Fiber is one type of carbohydrate. Though most carbohydrates are broken down into sugar molecules, fiber cannot be broken down into sugar molecules, and instead it passes through the body undigested. Fiber helps regulate the body’s use of sugars, helping to keep hunger and blood sugar in check.
Fiber should account for at least 5% of your daily caloric intake. Children and adults need at least 20 to 30 grams of fiber per day for good health consuming 2,000 calories daily. Fiber comes in two varieties, both beneficial for health:
• Soluble fiber, which dissolves in water, can help lower glucose levels as well as help lower blood cholesterol.
• Insoluble fiber, which does not dissolve in water, can help food move through your digestive system, promoting regularity and helping prevent constipation.
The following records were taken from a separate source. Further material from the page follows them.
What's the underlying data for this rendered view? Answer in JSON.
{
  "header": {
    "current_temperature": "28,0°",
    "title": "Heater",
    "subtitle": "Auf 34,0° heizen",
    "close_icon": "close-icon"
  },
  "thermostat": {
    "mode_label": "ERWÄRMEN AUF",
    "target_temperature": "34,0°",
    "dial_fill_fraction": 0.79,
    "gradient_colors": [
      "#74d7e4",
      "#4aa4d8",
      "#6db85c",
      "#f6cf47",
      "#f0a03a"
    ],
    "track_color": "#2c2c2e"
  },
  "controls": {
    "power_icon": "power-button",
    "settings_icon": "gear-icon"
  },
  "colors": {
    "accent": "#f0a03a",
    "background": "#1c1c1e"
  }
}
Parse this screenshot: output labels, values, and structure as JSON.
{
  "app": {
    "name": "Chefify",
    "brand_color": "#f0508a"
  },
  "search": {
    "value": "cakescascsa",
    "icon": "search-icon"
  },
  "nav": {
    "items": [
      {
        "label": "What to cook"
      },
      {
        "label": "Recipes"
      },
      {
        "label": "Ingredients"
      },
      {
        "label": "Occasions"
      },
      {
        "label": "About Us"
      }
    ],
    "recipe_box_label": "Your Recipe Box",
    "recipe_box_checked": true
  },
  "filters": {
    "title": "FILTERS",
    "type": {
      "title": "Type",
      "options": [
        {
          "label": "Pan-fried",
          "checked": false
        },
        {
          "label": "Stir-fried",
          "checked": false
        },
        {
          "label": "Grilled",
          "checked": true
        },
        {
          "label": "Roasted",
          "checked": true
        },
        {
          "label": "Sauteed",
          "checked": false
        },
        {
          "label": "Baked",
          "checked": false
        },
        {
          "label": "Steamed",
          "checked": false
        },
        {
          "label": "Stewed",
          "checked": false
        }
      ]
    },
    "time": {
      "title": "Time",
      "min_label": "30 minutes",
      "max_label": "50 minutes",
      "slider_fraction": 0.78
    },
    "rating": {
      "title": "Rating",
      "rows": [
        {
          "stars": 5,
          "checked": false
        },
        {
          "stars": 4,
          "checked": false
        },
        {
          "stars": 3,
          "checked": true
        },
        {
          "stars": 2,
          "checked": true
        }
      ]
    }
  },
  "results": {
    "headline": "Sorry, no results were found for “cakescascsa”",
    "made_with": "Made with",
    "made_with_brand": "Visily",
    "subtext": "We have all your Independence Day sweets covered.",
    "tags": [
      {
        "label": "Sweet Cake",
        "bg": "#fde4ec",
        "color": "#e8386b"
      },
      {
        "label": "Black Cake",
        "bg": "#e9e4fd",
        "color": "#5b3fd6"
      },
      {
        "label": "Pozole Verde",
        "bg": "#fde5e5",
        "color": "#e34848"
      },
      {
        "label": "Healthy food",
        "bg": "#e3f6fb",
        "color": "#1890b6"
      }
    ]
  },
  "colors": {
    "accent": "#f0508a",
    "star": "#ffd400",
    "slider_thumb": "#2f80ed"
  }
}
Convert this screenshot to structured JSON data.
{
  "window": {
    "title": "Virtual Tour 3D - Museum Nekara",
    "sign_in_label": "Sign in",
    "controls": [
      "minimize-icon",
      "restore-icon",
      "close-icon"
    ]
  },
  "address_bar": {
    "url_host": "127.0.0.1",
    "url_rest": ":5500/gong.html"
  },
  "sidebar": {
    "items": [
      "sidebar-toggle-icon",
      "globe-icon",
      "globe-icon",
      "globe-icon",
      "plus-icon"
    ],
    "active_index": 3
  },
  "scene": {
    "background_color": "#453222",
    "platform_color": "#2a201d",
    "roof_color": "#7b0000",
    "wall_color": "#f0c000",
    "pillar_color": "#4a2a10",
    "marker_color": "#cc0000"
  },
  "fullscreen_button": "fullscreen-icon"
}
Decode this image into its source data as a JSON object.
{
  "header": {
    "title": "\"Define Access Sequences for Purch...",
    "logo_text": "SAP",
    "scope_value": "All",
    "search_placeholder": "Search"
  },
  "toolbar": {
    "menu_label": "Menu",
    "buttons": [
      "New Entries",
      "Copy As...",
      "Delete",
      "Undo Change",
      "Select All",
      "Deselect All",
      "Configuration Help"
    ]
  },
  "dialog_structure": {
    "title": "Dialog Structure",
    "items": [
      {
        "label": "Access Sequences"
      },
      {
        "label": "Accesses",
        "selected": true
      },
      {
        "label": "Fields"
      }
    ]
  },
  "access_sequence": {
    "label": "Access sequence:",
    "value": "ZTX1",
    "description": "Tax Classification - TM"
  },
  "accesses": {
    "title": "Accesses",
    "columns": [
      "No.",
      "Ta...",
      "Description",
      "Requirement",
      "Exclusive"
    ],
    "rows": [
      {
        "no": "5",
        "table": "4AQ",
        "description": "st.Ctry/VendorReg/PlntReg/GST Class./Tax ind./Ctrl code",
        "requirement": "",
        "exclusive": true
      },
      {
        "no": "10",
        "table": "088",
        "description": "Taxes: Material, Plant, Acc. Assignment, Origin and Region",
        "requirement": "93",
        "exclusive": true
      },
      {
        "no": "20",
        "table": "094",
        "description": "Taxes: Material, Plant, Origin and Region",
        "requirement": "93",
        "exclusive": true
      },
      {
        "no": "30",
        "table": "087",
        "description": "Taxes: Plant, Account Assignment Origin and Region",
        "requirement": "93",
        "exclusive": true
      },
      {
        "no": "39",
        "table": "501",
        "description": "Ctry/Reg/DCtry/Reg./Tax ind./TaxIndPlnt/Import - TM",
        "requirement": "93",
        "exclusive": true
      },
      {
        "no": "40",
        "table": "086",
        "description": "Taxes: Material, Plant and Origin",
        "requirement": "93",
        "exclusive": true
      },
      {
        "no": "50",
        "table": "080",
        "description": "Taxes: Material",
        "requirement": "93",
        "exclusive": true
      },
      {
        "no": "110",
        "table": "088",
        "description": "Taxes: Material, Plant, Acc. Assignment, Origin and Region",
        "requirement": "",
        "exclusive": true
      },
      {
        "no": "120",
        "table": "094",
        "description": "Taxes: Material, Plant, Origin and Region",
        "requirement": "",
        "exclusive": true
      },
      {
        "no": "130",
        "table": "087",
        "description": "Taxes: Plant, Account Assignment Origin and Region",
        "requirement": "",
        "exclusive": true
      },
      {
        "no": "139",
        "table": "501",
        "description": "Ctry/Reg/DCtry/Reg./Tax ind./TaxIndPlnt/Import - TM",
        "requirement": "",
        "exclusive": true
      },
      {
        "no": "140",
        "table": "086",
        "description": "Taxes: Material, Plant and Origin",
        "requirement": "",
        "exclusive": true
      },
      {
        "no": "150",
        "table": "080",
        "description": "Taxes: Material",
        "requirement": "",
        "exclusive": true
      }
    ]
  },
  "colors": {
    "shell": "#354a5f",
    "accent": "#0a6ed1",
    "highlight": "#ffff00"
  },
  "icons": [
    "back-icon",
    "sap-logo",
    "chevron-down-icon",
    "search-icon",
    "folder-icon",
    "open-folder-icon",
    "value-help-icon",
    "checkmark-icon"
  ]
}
• Minerals – Minerals are inorganic substances and essential nutrients that are needed in small amounts to keep you healthy. Minerals do not give you energy or calories but its involved and help in the formation of bones and teeth. People have different requirements, according to their age, sex, physiological state (e.g. pregnancy) and sometimes their state of health. Some minerals are needed in larger amounts than others, e.g. calcium, phosphorus, magnesium, sodium, potassium and chloride. Others are required in smaller quantities and are sometimes called trace minerals, e.g. iron, zinc, iodine, fluoride, selenium and copper.
Protein – Proteins are made by combining smaller amino acids. Proteins in the diet are known as macronutrients, and contribute energy (calories) to the body. There are 20 amino acidsused to build proteins.
Since All cells and tissues contain protein therefore its essential for growth and repair of muscle and other body tissues. Hair and nails are mostly made of protein. You also use protein to make enzymes, hormones, and other body chemicals. Protein is an important building block of bones, muscles, cartilage, skin, and blood.
Each gram of protein contains 4 calories. Reference Nutrient Intake (RNI) is set at 0.75g of protein per kilogram bodyweight per day for adults.
Sources of protein include meat products (hamburger, fish, chicken), dairy products (cheese, milk, yogurt, cottage cheese), eggs, tofu, lentils, and soy milk.
Vitamins – Vitamins are organic compounds that are essential in very small amounts for supporting normal physiologic function. Vitamins don’t give you calories or energy but do help you stay healthy.
There are two types of vitamins: water soluble and fat soluble.
Water soluble vitamins include vitamins B1, B2, B3, B6, B12, vitamin C, biotin and folate. They are not stored in large amounts in the body, and any extra is lost through your urine.
Water and fat-soluble vitamins play important roles in many chemical processes in the body. Fat soluble vitamins include vitamins A, D, E and K and they can be stored in your body. High amounts of fat soluble vitamins are not recommended, as these can cause health problems.
• Water – Water contains zero calories and is not a source of fat, protein or carbohydrates. Although pure water does not contain any additional nutrients. Water is a nutrient all its own, helping every cell in your body function properly as a vehicle for carrying other nutrients because 60 percent of the human body is composed of water.
• Water regulates body fluids
• Water helps with digestion and makes you feel full (so you eat less)
• Water prevents muscle fatigue and dehydration
• Water supports the kidney’s process of ridding the body of toxins
To meet Institute of Medicine water-intake recommendations, men should drink about 13 cups of non-alcoholic fluids per day, while women should drink about 9 cups